■ Try it ■
When you copy the records, keep every word exact and leave the pictures out.

** Records supplied follows **

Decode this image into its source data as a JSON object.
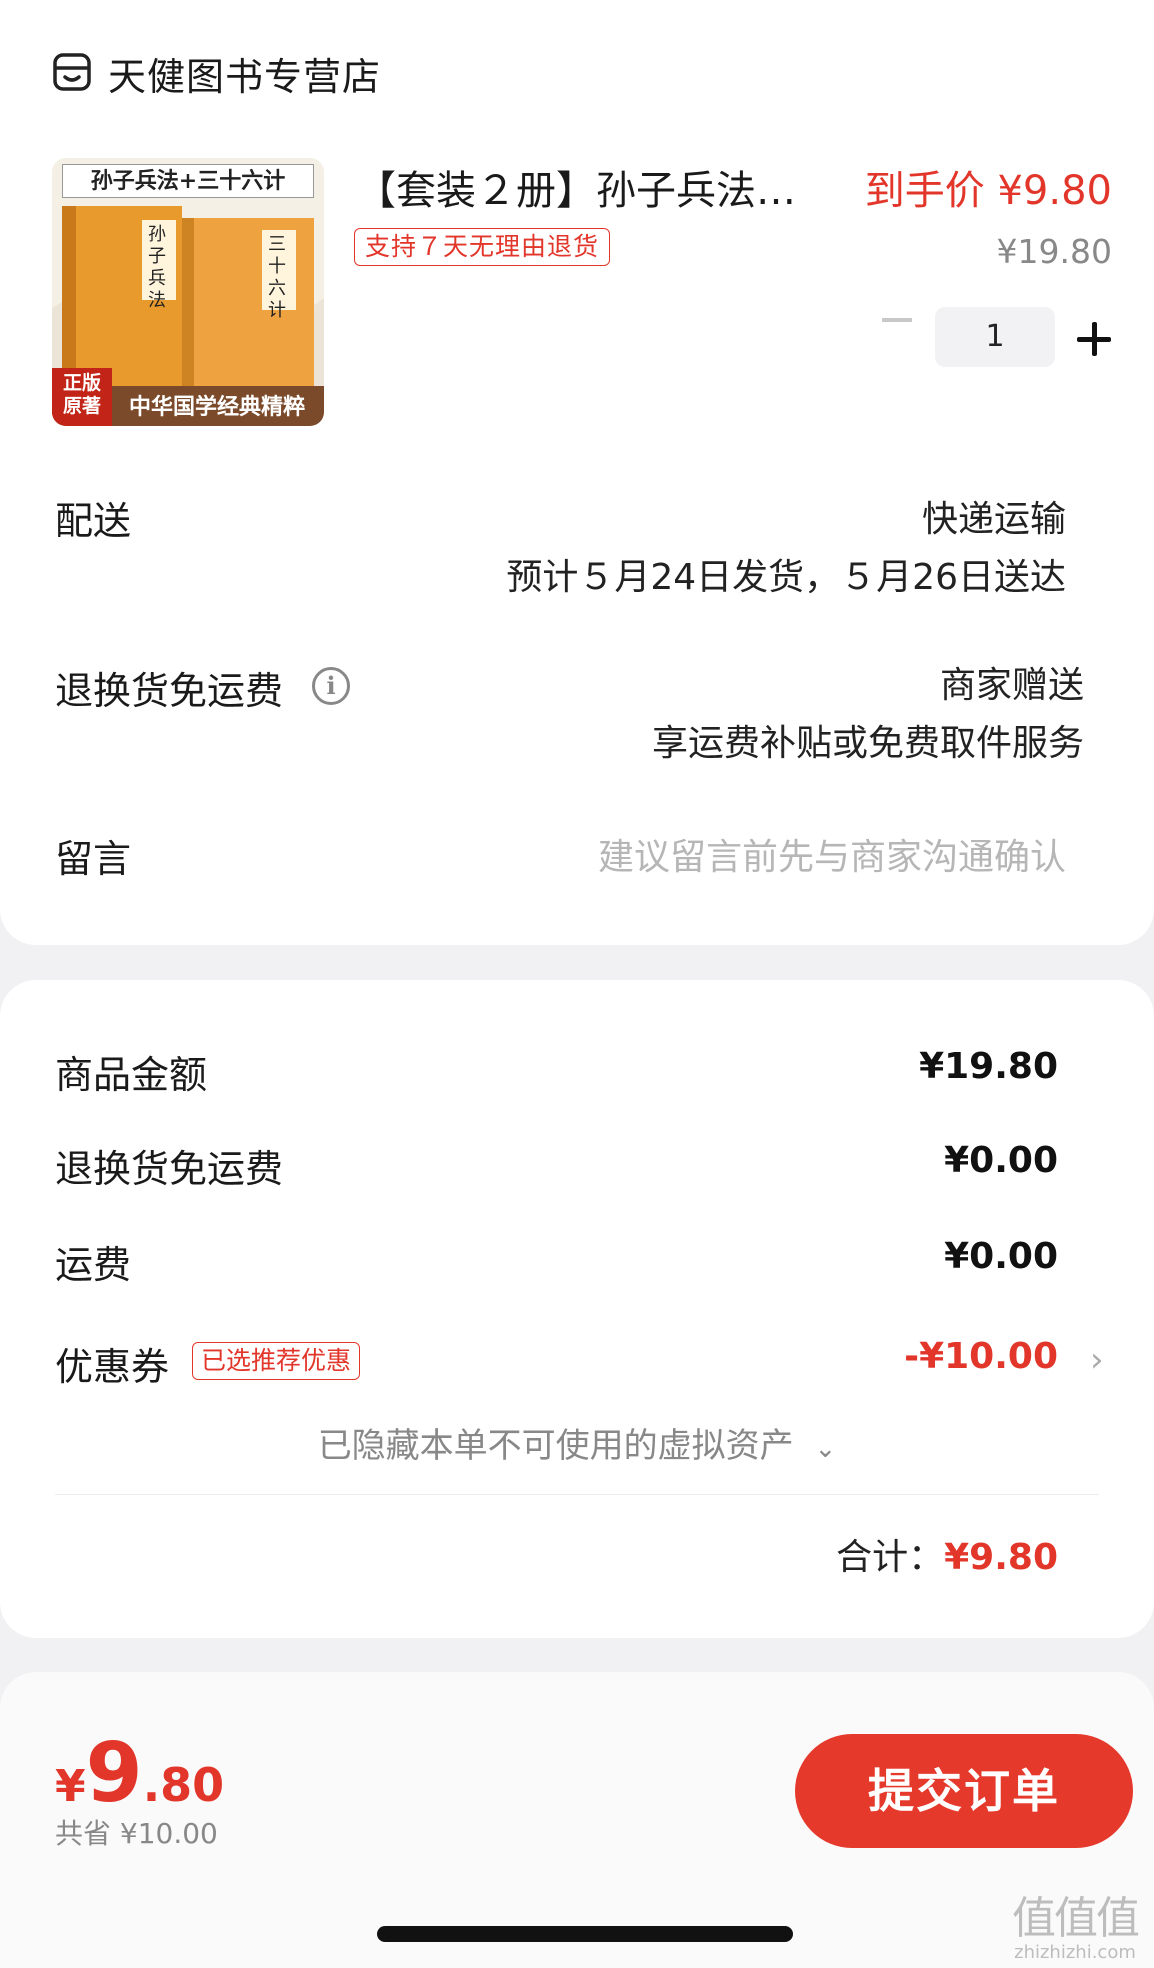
{
  "store": {
    "name": "天健图书专营店",
    "icon": "store-icon"
  },
  "product": {
    "title": "【套装２册】孙子兵法…",
    "return_badge": "支持７天无理由退货",
    "final_price_label": "到手价 ¥9.80",
    "original_price": "¥19.80",
    "quantity": "1",
    "image_text": {
      "banner": "孙子兵法+三十六计",
      "book1": "孙子兵法",
      "book2": "三十六计",
      "seal_line1": "正版",
      "seal_line2": "原著",
      "bottom": "中华国学经典精粹"
    }
  },
  "delivery": {
    "label": "配送",
    "method": "快递运输",
    "estimate": "预计５月24日发货，５月26日送达"
  },
  "return_shipping": {
    "label": "退换货免运费",
    "value": "商家赠送",
    "detail": "享运费补贴或免费取件服务",
    "icon": "info-icon"
  },
  "message": {
    "label": "留言",
    "placeholder": "建议留言前先与商家沟通确认"
  },
  "summary": {
    "goods_label": "商品金额",
    "goods_value": "¥19.80",
    "return_label": "退换货免运费",
    "return_value": "¥0.00",
    "shipping_label": "运费",
    "shipping_value": "¥0.00",
    "coupon_label": "优惠券",
    "coupon_badge": "已选推荐优惠",
    "coupon_value": "-¥10.00",
    "hidden_assets": "已隐藏本单不可使用的虚拟资产",
    "total_label": "合计：",
    "total_value": "¥9.80"
  },
  "footer": {
    "currency": "¥",
    "price_int": "9",
    "price_dec": ".80",
    "saved": "共省 ¥10.00",
    "submit": "提交订单"
  },
  "watermark": {
    "logo": "值值值",
    "url": "zhizhizhi.com"
  },
  "colors": {
    "accent": "#e3362b",
    "button": "#e5392c",
    "hint": "#b6b6b6"
  }
}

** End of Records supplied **

■ Solution for this exercise ■
Decode this image into its source data as a JSON object.
{
  "store": {
    "name": "天健图书专营店",
    "icon": "store-icon"
  },
  "product": {
    "title": "【套装２册】孙子兵法…",
    "return_badge": "支持７天无理由退货",
    "final_price_label": "到手价 ¥9.80",
    "original_price": "¥19.80",
    "quantity": "1",
    "image_text": {
      "banner": "孙子兵法+三十六计",
      "book1": "孙子兵法",
      "book2": "三十六计",
      "seal_line1": "正版",
      "seal_line2": "原著",
      "bottom": "中华国学经典精粹"
    }
  },
  "delivery": {
    "label": "配送",
    "method": "快递运输",
    "estimate": "预计５月24日发货，５月26日送达"
  },
  "return_shipping": {
    "label": "退换货免运费",
    "value": "商家赠送",
    "detail": "享运费补贴或免费取件服务",
    "icon": "info-icon"
  },
  "message": {
    "label": "留言",
    "placeholder": "建议留言前先与商家沟通确认"
  },
  "summary": {
    "goods_label": "商品金额",
    "goods_value": "¥19.80",
    "return_label": "退换货免运费",
    "return_value": "¥0.00",
    "shipping_label": "运费",
    "shipping_value": "¥0.00",
    "coupon_label": "优惠券",
    "coupon_badge": "已选推荐优惠",
    "coupon_value": "-¥10.00",
    "hidden_assets": "已隐藏本单不可使用的虚拟资产",
    "total_label": "合计：",
    "total_value": "¥9.80"
  },
  "footer": {
    "currency": "¥",
    "price_int": "9",
    "price_dec": ".80",
    "saved": "共省 ¥10.00",
    "submit": "提交订单"
  },
  "watermark": {
    "logo": "值值值",
    "url": "zhizhizhi.com"
  },
  "colors": {
    "accent": "#e3362b",
    "button": "#e5392c",
    "hint": "#b6b6b6"
  }
}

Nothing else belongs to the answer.